An unknown attacker has exploited a bug in the Verge cryptocurrency network code to mine Verge coins at a very rapid pace and generate funds almost out of thin air.
The Verge development team is preparing a hard-fork of the entire cryptocurrency code to fix the issue and revert the blockchain to a previous state before the attack to neutralize the hacker’s gains.
Verge devs: Not a >51% attack
The incident took place yesterday, and initially, users thought it was a “>51% attack,” an attack where a malicious actor takes control over the more than half of the network nodes, giving himself the power to forge transactions.
Rumors swirled around all day yesterday, as users feared the attacker might use his dominant network position to siphon funds from their accounts.
The Verge team eventually came out and clarified the details surrounding the incident, denouncing rumors of a 51% attack, but not revealing additional info about the real cause of the incident.
Nonetheless, users who looked into the suspicious network activity eventually tracked down what happened, revealing that a mysterious attacker had mined Verge coins at a near impossible speed of 1,560 Verge coins (XVG) per second, the equivalent of $78/s.
According to unofficial estimations, some users who tracked the illegally mined funds on the Verge blockchain said the hacker appears to have made around 15.6 million Verge coins, which is around $780,000.
News of the hash attack and the fear of a sudden influx of new Verge coins led to a drop of between 7% and 8% in Verge’s exchange rate.
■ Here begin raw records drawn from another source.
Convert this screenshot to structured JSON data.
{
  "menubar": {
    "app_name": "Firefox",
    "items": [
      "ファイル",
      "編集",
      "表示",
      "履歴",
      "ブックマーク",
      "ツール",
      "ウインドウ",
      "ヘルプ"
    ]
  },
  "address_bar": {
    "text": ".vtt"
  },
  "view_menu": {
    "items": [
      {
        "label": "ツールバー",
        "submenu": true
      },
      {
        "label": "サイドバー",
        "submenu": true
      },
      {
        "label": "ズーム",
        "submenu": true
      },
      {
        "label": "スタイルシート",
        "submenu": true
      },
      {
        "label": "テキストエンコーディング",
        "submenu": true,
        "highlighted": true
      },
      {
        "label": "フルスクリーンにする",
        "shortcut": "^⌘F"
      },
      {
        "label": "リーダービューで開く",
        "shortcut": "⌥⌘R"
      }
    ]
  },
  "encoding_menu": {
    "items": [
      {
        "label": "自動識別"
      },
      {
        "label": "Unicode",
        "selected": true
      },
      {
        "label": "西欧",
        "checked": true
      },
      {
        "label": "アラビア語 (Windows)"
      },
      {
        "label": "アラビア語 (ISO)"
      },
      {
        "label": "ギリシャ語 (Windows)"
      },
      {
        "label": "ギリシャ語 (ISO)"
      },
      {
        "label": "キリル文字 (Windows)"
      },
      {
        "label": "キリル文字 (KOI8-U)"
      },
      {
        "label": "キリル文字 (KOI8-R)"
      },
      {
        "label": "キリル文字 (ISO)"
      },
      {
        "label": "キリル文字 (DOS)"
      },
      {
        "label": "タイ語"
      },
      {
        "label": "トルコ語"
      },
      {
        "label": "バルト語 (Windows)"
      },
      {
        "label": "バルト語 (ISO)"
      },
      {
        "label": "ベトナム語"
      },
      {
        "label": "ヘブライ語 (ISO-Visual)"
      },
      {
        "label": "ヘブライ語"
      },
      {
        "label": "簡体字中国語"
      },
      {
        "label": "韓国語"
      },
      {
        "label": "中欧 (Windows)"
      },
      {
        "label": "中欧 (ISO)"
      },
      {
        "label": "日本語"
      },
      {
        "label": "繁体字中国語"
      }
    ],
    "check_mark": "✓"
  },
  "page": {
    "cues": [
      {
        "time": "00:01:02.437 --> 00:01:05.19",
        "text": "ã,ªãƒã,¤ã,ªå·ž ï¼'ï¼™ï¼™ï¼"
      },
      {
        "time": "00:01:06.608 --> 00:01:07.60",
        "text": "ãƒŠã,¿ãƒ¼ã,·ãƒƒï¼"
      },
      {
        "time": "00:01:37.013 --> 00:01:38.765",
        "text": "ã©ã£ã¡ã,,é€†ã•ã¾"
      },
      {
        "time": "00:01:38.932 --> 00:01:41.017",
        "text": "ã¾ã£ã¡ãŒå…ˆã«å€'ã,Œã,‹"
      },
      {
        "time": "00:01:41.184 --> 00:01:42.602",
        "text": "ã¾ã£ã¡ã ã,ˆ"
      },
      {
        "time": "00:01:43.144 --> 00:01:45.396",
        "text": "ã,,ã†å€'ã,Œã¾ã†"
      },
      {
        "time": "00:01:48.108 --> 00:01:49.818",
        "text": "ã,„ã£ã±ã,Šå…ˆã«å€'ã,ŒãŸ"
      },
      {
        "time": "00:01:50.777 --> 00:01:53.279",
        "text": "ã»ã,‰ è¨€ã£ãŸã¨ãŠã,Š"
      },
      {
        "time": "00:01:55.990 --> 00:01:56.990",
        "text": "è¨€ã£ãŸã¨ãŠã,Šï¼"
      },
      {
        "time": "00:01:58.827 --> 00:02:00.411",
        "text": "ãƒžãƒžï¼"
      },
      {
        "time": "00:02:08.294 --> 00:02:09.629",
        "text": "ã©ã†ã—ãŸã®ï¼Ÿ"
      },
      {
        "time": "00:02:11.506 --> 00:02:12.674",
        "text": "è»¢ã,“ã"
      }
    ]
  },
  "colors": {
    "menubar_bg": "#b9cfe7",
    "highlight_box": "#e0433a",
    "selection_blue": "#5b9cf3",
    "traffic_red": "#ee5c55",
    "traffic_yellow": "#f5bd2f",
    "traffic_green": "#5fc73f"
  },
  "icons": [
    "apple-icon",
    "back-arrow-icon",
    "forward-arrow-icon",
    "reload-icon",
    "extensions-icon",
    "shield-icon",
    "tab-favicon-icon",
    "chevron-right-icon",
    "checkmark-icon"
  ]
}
According to CoinMarketCap, Verge is today’s 21st largest cryptocurrency based on market cap. This is the second security incident involving the Verge dev team, with a mysterious hack happening last fall.
So – how useless is a virtual currency that backrolls a full day of transactions?